So what does this mean to us today? Do we have teachers trying to pressure us to be circumcised and become Jews in order to be disciples of Christ? Not very often (although some groups come close to this in the way they merge the New Covenant with the Old). But do we face comparable challenges to add something to the pure gospel? Absolutely. We have people telling us we need an additional experience to enter into a relationship with Christ, whether it’s baptism, being filled with the Spirit, or receiving sacraments from a priest. We also have people insisting we must follow their list of rules and regulations to be a child of God. In Galatians, Paul has shown us that any added requirements for salvation perverts the gospel and must be vigorously opposed. The principles we learn in this letter to the Galatians equip us to handle these challenges.
So whenever you run into a passage that seems to involve a difference in culture, ask yourself these questions:
What is the main biblical principle being taught in this passage?
What did this mean to them back then? How did they apply this principle to their lives?
What does this mean to us today? How do we best apply and communicate the same biblical principle?
Exploring these questions can help us sort out many seemingly difficult issues. Should Christian women today cover their heads when they pray or prophesy in the church as it describes in 1 Corinthians 11? First we ask: What is the main biblical principle being taught in this passage? We find it in 1 Corinthians 11:10 “. . . a woman should wear a covering on her head to show she is under authority.” The principle Paul is teaching in this passage is that when women speak publicly in the church, they should show they are under authority.
How did they apply this principle to their lives? By the woman wearing a head covering, which communicated to people in their culture that she was under authority. Does this application communicate the same thing today? No, it doesn’t. Head coverings for Christian women don’t have any specific significance in our culture. In one class, I asked the students what they would think if they went into a Christian church and the women were wearing head coverings. One student replied, “I’d think it was some kind of cult!”
So, to rigidly use the same method of application doesn’t fulfill the biblical principle (Christian women clearly showing everyone they are under authority when they speak publicly in the church). How can they accomplish this today? There’s currently no form of dress that communicates this idea. The best way to show this is probably in the attitude one demonstrates when speaking in the church.

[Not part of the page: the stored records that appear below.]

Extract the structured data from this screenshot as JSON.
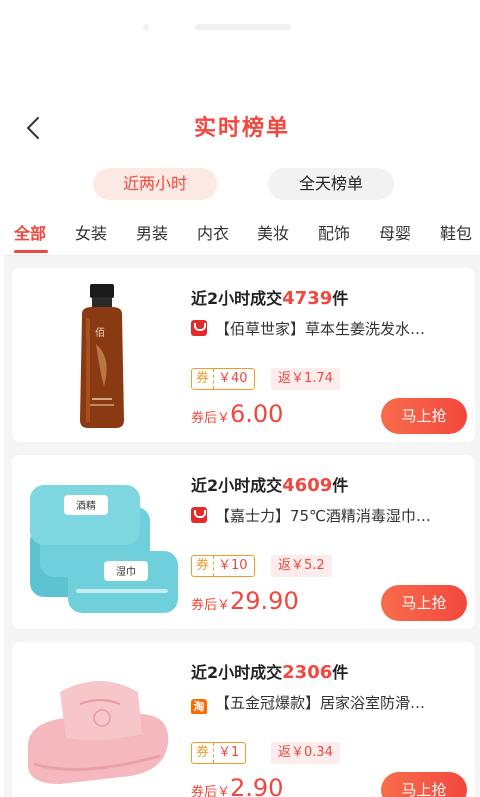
{
  "header": {
    "title": "实时榜单",
    "back_icon": "chevron-left-icon",
    "segments": [
      "近两小时",
      "全天榜单"
    ],
    "active_segment": 0
  },
  "categories": [
    "全部",
    "女装",
    "男装",
    "内衣",
    "美妆",
    "配饰",
    "母婴",
    "鞋包"
  ],
  "active_category": 0,
  "colors": {
    "accent": "#f2473e",
    "coupon_border": "#f39a2a",
    "sheet_bg": "#f5f5f5"
  },
  "products": [
    {
      "sales_prefix": "近2小时成交",
      "sales_count": "4739",
      "sales_suffix": "件",
      "platform_icon": "tmall-icon",
      "name": "【佰草世家】草本生姜洗发水…",
      "coupon_label": "券",
      "coupon_value": "￥40",
      "rebate": "返￥1.74",
      "price_label": "券后￥",
      "price": "6.00",
      "buy_label": "马上抢",
      "image_icon": "shampoo-bottle-image"
    },
    {
      "sales_prefix": "近2小时成交",
      "sales_count": "4609",
      "sales_suffix": "件",
      "platform_icon": "tmall-icon",
      "name": "【嘉士力】75℃酒精消毒湿巾…",
      "coupon_label": "券",
      "coupon_value": "￥10",
      "rebate": "返￥5.2",
      "price_label": "券后￥",
      "price": "29.90",
      "buy_label": "马上抢",
      "image_icon": "wet-wipes-image"
    },
    {
      "sales_prefix": "近2小时成交",
      "sales_count": "2306",
      "sales_suffix": "件",
      "platform_icon": "taobao-icon",
      "platform_badge": "淘",
      "name": "【五金冠爆款】居家浴室防滑…",
      "coupon_label": "券",
      "coupon_value": "￥1",
      "rebate": "返￥0.34",
      "price_label": "券后￥",
      "price": "2.90",
      "buy_label": "马上抢",
      "image_icon": "slippers-image"
    }
  ]
}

The questions above give us a way of sorting out what practices apply to us today, which practices don’t, and why—while remaining faithful to the same unchanging biblical principles.
(One final tip for the week: I’ve repeatedly encouraged you to use a study Bible, but it’s important to recognize the difference between studying the Bible and reading the Bible. Checking out every study note, map and chart can be a good way to study a scriptural passage. But sometimes you just need to read. If you try to look at every note while you’re reading the Bible, you’ll end up losing the flow of thought. One way to handle this is to first read without looking at anything but the text itself, trying to get a feel for the flow of thought. Then you can go back and explore all the additional information that will help you understand the details. Remember, you want to see both the forest and the trees. Happy studying!)
How to study the Bible series:
Building bridges: Cultural differences in the letters to the churches [see above]